Hearing from your doctor that you have prostate cancer can be both frightening and emotionally overwhelming. There will also be a number of questions running through your head about your diagnosis and what your next step should be. About (99%) of men diagnosed with prostate cancer will have an estimated 5-year survival expectancy after diagnosis and nearly (98%) of men will have a 10-year survival expectancy. Here are some things you can do after being newly diagnosed.
Learn more about your diagnosis:
The first step is to fully understand the extent your diagnosis. Your doctor will establish this by determining the grade and stage of your prostate cancer.
The stage characterizes how far the cancer has spread within the prostate and whether or not it has spread into other parts of your body. Many diagnosed cases of prostate cancer in the United States generally fall into either the T1 – T2 stages, which is cancer that is still confined to the prostate.
The “Gleason Scale” is used in determining the overall aggressiveness of your cancer and applying a grade to it. The score(s) are individual numbers used to identify the two most common patterns within the cancer.
Discuss your treatment options:
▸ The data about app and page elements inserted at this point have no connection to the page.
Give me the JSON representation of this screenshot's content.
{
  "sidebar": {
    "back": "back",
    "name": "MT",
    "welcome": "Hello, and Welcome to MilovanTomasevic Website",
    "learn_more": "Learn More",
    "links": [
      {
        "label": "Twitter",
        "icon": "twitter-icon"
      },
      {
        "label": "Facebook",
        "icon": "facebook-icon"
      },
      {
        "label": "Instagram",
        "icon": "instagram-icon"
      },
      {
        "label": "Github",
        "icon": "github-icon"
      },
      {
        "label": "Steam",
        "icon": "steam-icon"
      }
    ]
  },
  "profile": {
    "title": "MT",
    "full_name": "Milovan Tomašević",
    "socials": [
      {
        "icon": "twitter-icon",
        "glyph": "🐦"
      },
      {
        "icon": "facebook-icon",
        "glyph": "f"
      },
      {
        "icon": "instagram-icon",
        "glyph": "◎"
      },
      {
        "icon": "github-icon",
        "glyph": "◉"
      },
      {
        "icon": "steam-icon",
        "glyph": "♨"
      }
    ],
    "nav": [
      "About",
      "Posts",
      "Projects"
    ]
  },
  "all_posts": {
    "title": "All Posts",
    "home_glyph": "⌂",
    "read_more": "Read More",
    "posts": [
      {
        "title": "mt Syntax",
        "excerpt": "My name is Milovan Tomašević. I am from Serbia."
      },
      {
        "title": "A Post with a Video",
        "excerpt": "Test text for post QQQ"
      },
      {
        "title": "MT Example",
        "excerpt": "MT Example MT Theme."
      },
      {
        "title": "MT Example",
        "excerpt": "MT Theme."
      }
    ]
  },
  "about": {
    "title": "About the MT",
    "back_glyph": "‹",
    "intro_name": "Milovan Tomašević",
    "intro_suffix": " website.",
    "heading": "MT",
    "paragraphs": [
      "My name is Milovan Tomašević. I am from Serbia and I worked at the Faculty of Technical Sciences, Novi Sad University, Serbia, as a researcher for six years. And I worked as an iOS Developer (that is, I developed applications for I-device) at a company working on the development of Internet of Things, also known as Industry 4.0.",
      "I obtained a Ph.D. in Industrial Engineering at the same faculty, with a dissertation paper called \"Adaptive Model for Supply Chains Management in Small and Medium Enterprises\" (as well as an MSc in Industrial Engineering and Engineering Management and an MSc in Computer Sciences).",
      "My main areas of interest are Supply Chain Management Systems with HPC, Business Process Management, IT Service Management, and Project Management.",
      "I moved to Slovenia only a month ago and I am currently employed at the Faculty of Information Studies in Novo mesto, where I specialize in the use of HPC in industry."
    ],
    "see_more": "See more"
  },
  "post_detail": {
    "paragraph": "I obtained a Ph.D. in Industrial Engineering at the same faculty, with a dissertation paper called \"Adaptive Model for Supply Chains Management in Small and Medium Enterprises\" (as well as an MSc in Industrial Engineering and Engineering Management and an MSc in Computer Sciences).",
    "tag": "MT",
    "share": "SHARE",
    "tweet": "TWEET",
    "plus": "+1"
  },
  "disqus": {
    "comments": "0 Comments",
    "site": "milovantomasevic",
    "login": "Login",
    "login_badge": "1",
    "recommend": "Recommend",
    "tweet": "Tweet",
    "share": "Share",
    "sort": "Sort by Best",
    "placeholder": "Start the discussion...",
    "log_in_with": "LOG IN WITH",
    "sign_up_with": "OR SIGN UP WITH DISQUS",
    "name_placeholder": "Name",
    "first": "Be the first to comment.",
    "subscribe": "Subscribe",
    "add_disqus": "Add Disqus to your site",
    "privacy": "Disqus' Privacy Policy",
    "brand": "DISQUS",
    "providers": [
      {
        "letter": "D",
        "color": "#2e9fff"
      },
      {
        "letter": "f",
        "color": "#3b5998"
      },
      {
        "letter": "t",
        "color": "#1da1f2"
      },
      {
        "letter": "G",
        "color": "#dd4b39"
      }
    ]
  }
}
There are many treatment options available for men who have been diagnosed with prostate cancer. Based on both the stage and grade of your prostate cancer a comprehensive assessment must be made on all of the treatment options which are available to you in addition to their results. This will require a consultation with a prostate cancer specialist to help paint a clearer picture of your condition and what your best course of action for treatment should consist of.
The most commonly used treatment options used are:
- Radiation therapy
- Hormone therapy
- Radical prostatectomy (surgical removal of the prostate)
- Cryotherapy (freezing of the prostate)
- Active surveillance
Make lifestyle changes:
A healthy lifestyle plays an important part when it comes to fighting prostate cancer and maintaining prostate health. Recent studies have suggested that making lifestyle changes go a long way toward preventing or slowing the progression of prostate cancer. Some of these changes include engaging in increased physical activity, changing your diet, controlling your stress, and reducing your use of tobacco and alcohol.
Being diagnosed with prostate cancer isn’t a death sentence and the cancer is not only manageable, but is also very treatable.